AEG endured more than its share of drama last year after the death of Michael Jackson. This year, the drama continues – but this time, the sensational headlines are coming from the sports world.
AEG Sports recently wrapped its fifth edition of the Amgen Tour of California which, in a sense, had its validation as a world-class cycling event further sealed when it was used as a showcase on which to hang a doping scandal.
Just prior to the launch of the Tour’s fifth stage May 22 – and smack dab in the middle of the weeklong race – former ToC winner Floyd Landis accused Lance Armstrong, Levi Leipheimer and several other former teammates of using performance-enhancing drugs and other scandalous behavior. Landis was stripped of the 2006 Tour de France title when he tested positive for PEDs. He insisted he didn’t use the drugs, until he admitted he did.
After Armstrong crashed out during Stage 5 outside the farming burg of Visalia, Calif., his attorney published a response and a series of damning e-mails on the TeamRadioShack website. Among them were exchanges by Landis and a sponsor with AEG Sports President Andrew Messick – some of which implied Landis would air his dirty laundry during the race if he was not allowed to enter.
Neither Landis nor his team was invited to compete.
Additionally, the e-mail exchange revealed Landis suggested the Tour, which is owned by AEG Sports, refund the $40,000 paid by his title sponsor for a VIP tent at the Los Angeles time trial in the event his team was not added. Landis made a brief appearance at the tent during that Tour of California stage.

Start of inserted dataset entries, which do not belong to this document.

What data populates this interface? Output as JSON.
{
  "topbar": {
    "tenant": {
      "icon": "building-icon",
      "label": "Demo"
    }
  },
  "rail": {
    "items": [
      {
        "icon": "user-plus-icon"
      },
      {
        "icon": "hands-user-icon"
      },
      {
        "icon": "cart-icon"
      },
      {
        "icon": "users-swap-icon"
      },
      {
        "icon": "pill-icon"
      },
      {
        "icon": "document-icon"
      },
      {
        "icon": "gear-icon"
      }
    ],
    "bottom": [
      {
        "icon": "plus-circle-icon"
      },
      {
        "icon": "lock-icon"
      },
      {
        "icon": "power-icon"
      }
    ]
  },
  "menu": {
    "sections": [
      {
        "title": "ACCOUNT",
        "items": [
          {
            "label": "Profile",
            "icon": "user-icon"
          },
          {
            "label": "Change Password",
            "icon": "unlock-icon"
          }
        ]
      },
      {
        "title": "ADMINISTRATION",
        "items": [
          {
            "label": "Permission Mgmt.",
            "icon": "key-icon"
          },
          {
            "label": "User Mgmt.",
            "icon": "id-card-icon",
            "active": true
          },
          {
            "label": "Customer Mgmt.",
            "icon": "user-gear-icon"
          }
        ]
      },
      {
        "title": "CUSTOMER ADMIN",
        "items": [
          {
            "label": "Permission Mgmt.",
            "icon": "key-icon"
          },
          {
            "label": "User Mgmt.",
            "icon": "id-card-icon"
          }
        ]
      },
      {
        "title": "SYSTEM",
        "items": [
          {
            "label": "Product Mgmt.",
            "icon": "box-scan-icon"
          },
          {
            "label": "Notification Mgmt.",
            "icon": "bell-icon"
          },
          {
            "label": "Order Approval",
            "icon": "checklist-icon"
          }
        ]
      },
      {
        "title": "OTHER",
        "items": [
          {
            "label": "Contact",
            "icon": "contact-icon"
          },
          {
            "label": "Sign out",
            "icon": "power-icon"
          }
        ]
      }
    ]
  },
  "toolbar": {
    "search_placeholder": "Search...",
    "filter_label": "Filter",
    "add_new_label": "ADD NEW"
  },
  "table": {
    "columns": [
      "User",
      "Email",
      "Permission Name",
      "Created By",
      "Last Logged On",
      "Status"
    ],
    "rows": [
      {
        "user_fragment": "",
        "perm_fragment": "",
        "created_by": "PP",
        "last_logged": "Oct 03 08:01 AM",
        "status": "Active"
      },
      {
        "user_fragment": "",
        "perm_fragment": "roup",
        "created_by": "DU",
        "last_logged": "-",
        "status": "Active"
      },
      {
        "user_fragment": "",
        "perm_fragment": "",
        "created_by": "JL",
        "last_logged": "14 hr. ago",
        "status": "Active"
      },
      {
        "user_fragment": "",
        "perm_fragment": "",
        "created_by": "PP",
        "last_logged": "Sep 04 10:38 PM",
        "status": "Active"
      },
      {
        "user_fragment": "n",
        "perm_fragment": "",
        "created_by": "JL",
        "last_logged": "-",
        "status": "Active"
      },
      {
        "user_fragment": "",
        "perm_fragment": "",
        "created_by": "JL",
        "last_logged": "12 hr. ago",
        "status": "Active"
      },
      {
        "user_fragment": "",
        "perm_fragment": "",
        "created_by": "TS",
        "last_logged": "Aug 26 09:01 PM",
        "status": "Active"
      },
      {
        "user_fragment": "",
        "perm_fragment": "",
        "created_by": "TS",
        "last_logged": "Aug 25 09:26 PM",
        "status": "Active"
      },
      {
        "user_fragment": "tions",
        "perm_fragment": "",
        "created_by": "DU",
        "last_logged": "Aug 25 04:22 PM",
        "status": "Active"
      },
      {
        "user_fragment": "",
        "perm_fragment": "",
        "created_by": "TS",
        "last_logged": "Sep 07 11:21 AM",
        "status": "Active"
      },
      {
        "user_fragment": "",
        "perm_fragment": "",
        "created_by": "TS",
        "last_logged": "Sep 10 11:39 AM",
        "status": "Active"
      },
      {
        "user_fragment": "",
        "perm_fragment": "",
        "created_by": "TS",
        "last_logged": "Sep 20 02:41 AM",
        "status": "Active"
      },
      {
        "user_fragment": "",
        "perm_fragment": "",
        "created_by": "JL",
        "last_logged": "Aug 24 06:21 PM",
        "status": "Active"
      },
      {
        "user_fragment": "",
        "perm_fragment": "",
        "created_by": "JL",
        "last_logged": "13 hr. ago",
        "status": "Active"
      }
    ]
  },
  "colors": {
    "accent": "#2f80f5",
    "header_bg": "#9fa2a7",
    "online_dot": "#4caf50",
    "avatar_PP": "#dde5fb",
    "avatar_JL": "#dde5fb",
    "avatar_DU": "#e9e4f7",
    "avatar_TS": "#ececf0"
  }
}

In the meantime, a race was run and Australian Michael Rogers was the winner, besting David Zabriskie and Leipheimer, the previous three-time champ.